Perennial heavyweight contender Ray Austin returns to the ring tonight in Cleveland. The match — against Earl Ladson — is Austin’s first in two and a half years. “I’m getting back into the heavyweight business,” he says. “I’m taking on all comers…it don’t matter who they are. I’m not looking for media fights, that ain’t gonna do it. I want to fight guys in the squared circle. Tell the rest of the heavyweights that all they gotta do is sign their name on the dotted line. That will make me happy.”
The Cleveland, Ohio native, who has been fighting professionally since 1998, is now 42-years-old. For a professional boxer, obviously, this is an advanced age. But Austin is not daunted. “It feels like I’m 32, to be honest,” he states. The 6’6″, 246 lbs slugger reports that he has had no difficulty resuming training after his layoff.”Technically, I was never laid off,” he explains. “I have always trained two or three times a week, even when I was out of the ring for two years. Preparing to fight comes naturally to me. It’s like learned behavior. I’m used to doing certain things.”
“I’m training here in Cleveland, at the DNA Level C Boxing Club,” says Austin. “I’ve been sparring with a couple of boxers. One of them, he’s a big guy who is fast and hits like a bear. I’ve also got a small heavyweight that I spar with, a UFC fighter. I use him for speed.”
Austin’s career has been long and eventful. A veteran of 34 professional fights, his record looks like “Who’s Who in the Heavyweight Division.” His biggest bout was a 2007 title shot against the then IBF belt-holder Vladimir Klitschko. Austin boxed draws with Sultan Ibragimov and Larry Donald, and he scored important wins against DaVarryl Williamson, Andrew Golota, and Owen Beck. In 2010 and 2011, Austin fought WBC Heavyweight Title Eliminator matches against Odlanier Solis and Bermaine Stiverne. Both bouts resulted in defeats, although Austin looked competitive each time.

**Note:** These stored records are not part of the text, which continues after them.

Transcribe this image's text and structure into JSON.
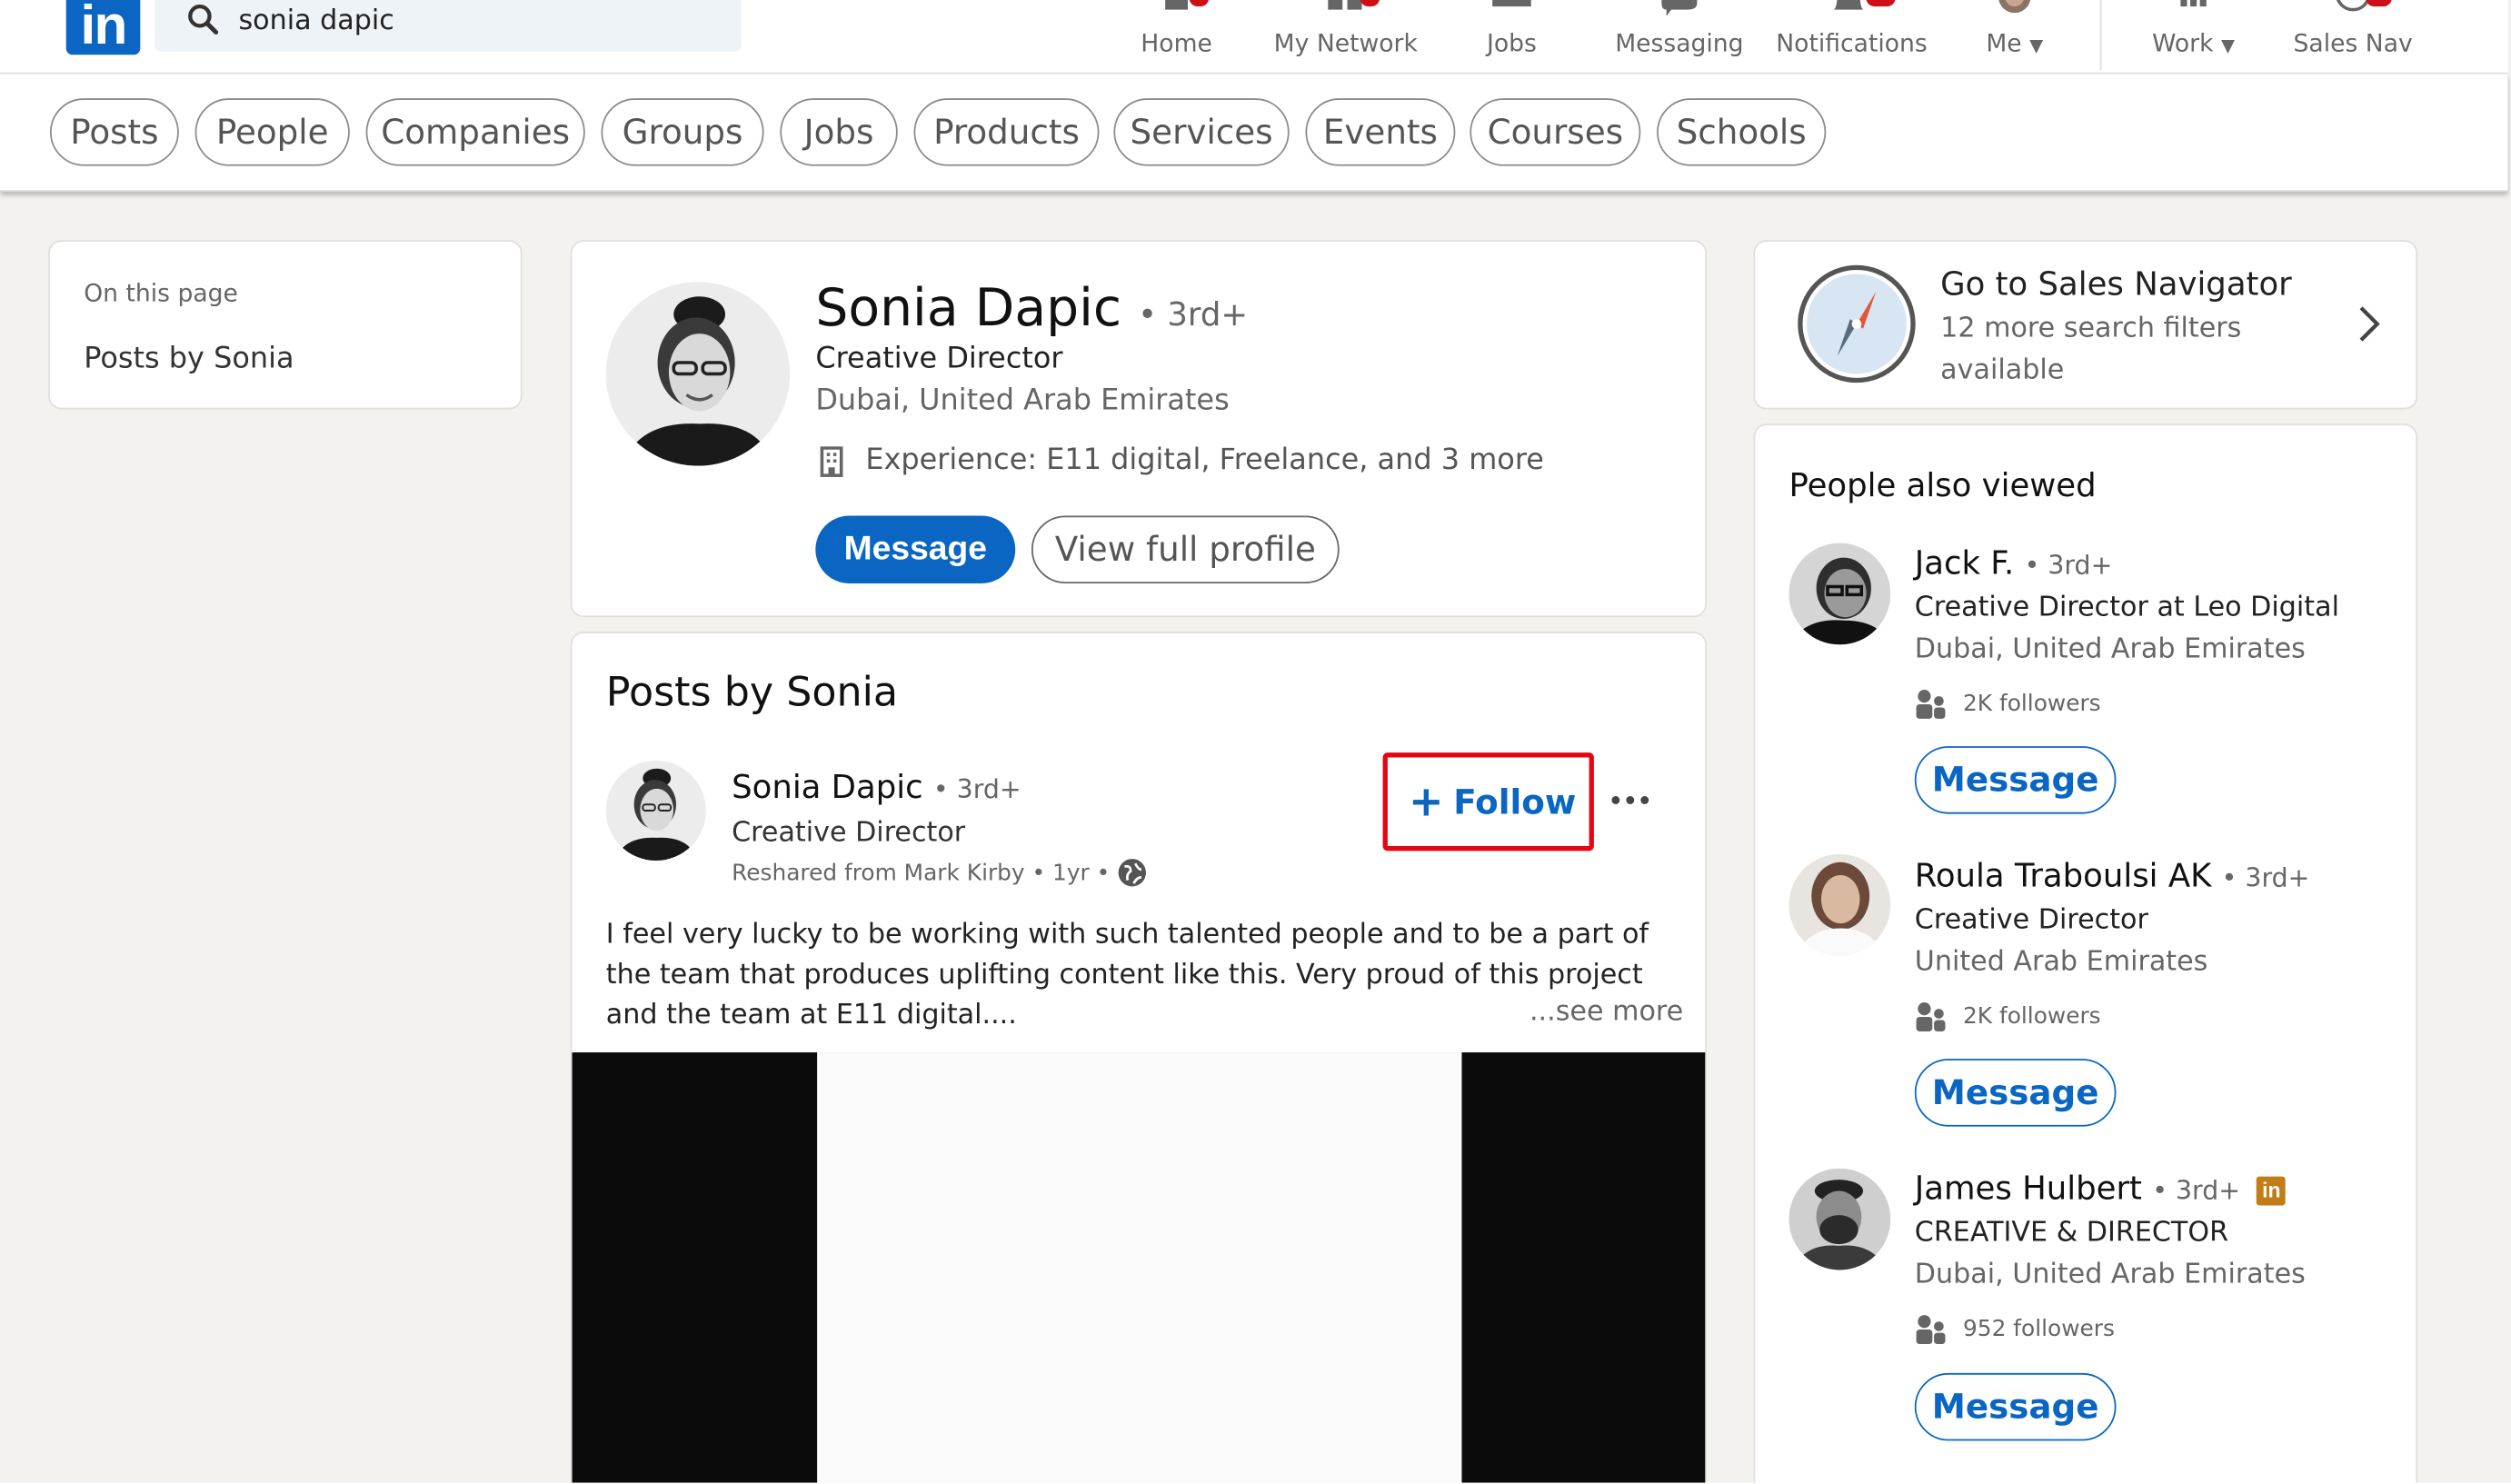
{
  "search": {
    "query": "sonia dapic"
  },
  "nav": {
    "items": [
      {
        "label": "Home",
        "icon": "home-icon"
      },
      {
        "label": "My Network",
        "icon": "network-icon"
      },
      {
        "label": "Jobs",
        "icon": "briefcase-icon"
      },
      {
        "label": "Messaging",
        "icon": "messaging-icon"
      },
      {
        "label": "Notifications",
        "icon": "bell-icon"
      },
      {
        "label": "Me",
        "icon": "avatar"
      },
      {
        "label": "Work",
        "icon": "grid-icon"
      },
      {
        "label": "Sales Nav",
        "icon": "compass-icon"
      }
    ],
    "badge_color": "#cc1016"
  },
  "filters": [
    "Posts",
    "People",
    "Companies",
    "Groups",
    "Jobs",
    "Products",
    "Services",
    "Events",
    "Courses",
    "Schools"
  ],
  "on_this_page": {
    "label": "On this page",
    "link": "Posts by Sonia"
  },
  "profile": {
    "name": "Sonia Dapic",
    "degree": "• 3rd+",
    "title": "Creative Director",
    "location": "Dubai, United Arab Emirates",
    "experience": "Experience: E11 digital, Freelance, and 3 more",
    "message_label": "Message",
    "view_profile_label": "View full profile"
  },
  "posts": {
    "section_title": "Posts by Sonia",
    "author": "Sonia Dapic",
    "degree": "• 3rd+",
    "headline": "Creative Director",
    "meta": "Reshared from Mark Kirby • 1yr •",
    "follow_label": "Follow",
    "body": "I feel very lucky to be working with such talented people and to be a part of the team that produces uplifting content like this. Very proud of this project and the team at E11 digital....",
    "see_more": "...see more"
  },
  "sales_navigator": {
    "title": "Go to Sales Navigator",
    "subtitle": "12 more search filters available"
  },
  "people_also_viewed": {
    "title": "People also viewed",
    "people": [
      {
        "name": "Jack F.",
        "degree": "• 3rd+",
        "headline": "Creative Director at Leo Digital",
        "location": "Dubai, United Arab Emirates",
        "followers": "2K followers",
        "button": "Message",
        "premium": false
      },
      {
        "name": "Roula Traboulsi AK",
        "degree": "• 3rd+",
        "headline": "Creative Director",
        "location": "United Arab Emirates",
        "followers": "2K followers",
        "button": "Message",
        "premium": false
      },
      {
        "name": "James Hulbert",
        "degree": "• 3rd+",
        "headline": "CREATIVE & DIRECTOR",
        "location": "Dubai, United Arab Emirates",
        "followers": "952 followers",
        "button": "Message",
        "premium": true,
        "premium_badge": "in"
      }
    ]
  },
  "colors": {
    "brand": "#0a66c2",
    "highlight_box": "#e30613",
    "background": "#f3f2ef"
  }
}
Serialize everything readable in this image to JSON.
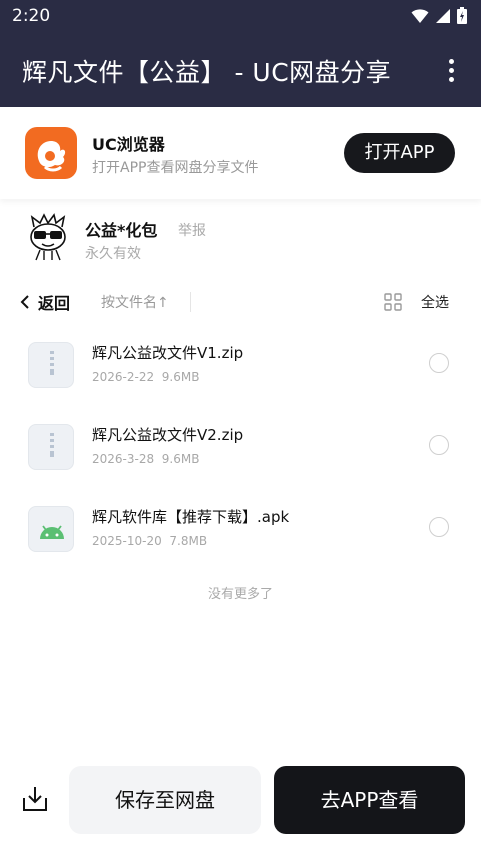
{
  "status_bar": {
    "time": "2:20"
  },
  "app_bar": {
    "title": "辉凡文件【公益】 - UC网盘分享"
  },
  "promo": {
    "app_name": "UC浏览器",
    "description": "打开APP查看网盘分享文件",
    "open_button": "打开APP"
  },
  "sharer": {
    "name": "公益*化包",
    "report": "举报",
    "validity": "永久有效"
  },
  "toolbar": {
    "back": "返回",
    "sort": "按文件名↑",
    "select_all": "全选"
  },
  "files": [
    {
      "name": "辉凡公益改文件V1.zip",
      "date": "2026-2-22",
      "size": "9.6MB",
      "icon": "zip-file-icon"
    },
    {
      "name": "辉凡公益改文件V2.zip",
      "date": "2026-3-28",
      "size": "9.6MB",
      "icon": "zip-file-icon"
    },
    {
      "name": "辉凡软件库【推荐下载】.apk",
      "date": "2025-10-20",
      "size": "7.8MB",
      "icon": "android-apk-icon"
    }
  ],
  "list_end": "没有更多了",
  "bottom_bar": {
    "save_button": "保存至网盘",
    "app_button": "去APP查看"
  },
  "colors": {
    "header_bg": "#2a2c44",
    "uc_orange": "#f26b21",
    "dark_button": "#17181c",
    "android_green": "#5bbf73"
  }
}
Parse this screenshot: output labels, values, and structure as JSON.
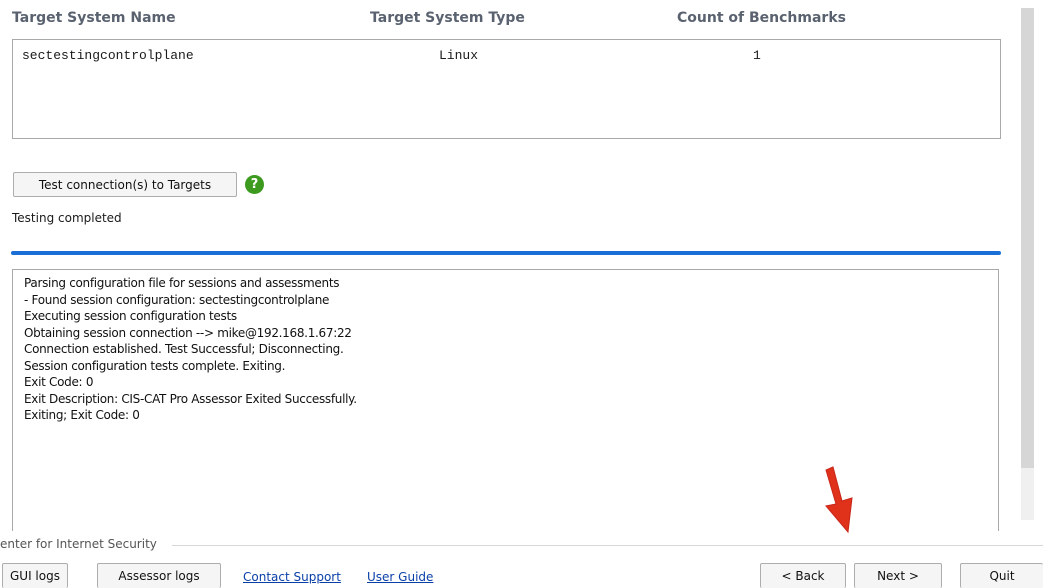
{
  "targets_table": {
    "headers": [
      "Target System Name",
      "Target System Type",
      "Count of Benchmarks"
    ],
    "rows": [
      {
        "name": "sectestingcontrolplane",
        "type": "Linux",
        "count": "1"
      }
    ]
  },
  "test_button_label": "Test connection(s) to Targets",
  "help_icon_glyph": "?",
  "status_text": "Testing completed",
  "progress": 1.0,
  "log_lines": [
    "Parsing configuration file for sessions and assessments",
    "- Found session configuration: sectestingcontrolplane",
    "Executing session configuration tests",
    "Obtaining session connection --> mike@192.168.1.67:22",
    "Connection established.  Test Successful; Disconnecting.",
    "Session configuration tests complete.  Exiting.",
    "Exit Code: 0",
    "Exit Description: CIS-CAT Pro Assessor Exited Successfully.",
    "Exiting; Exit Code: 0"
  ],
  "footer": {
    "group_label": "enter for Internet Security",
    "gui_logs": "GUI logs",
    "assessor_logs": "Assessor logs",
    "contact_support": "Contact Support",
    "user_guide": "User Guide",
    "back": "< Back",
    "next": "Next >",
    "quit": "Quit"
  },
  "colors": {
    "accent": "#1a6fd6",
    "help_green": "#3c9a1e",
    "arrow_red": "#e0321b"
  }
}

When asked to reminisce about about his Cleveland roots, Austin says, “Growing up in Cleveland was rough. I’m from the Kinsman area, you know. There were a lot of gangs back then. Lots of street fights. For some reason, I was a trouble magnet. I was known as a big, tough guy, so everyone wanted to beat the piss out of me.” Austin laughs and adds that, “Even on the streets, guys wanted to win the title. That’s probably why they came after me.”
“I ran into a guy named James Botts,” Austin continues. “He trained me and kept me out of trouble. He had a business outside of town, so he couldn’t be in Cleveland all the time. But he told me to go the Glenville Gym on St. Clair Street. In my first sparring session, I fought a kid who won the Golden Gloves. The other kids in the gym, they tricked me. They told me I was fighting a nobody; they didn’t tell me that he was a Golden Gloves champ. When the bell rang, he hit me first and hurt my jaw. After that, I threw ten punches and put him down. I was a street fighter, so I kept punching him while he was on the floor. Everyone in the gym had to jump in the ring to pull me away.”
It has been 28 years since Austin first entered a boxing gym. Today, he hopes to fight again for the world championship. Tonight’s bout against Ladson is just a tune-up, but it is probably the first of several such matches for Austin. Afterward, another crossroads bout against a world-rated foe is certain. “They say the heavier you are, the harder you fall. I don’t care what you’ve done or who you are. Let’s fight,” he says.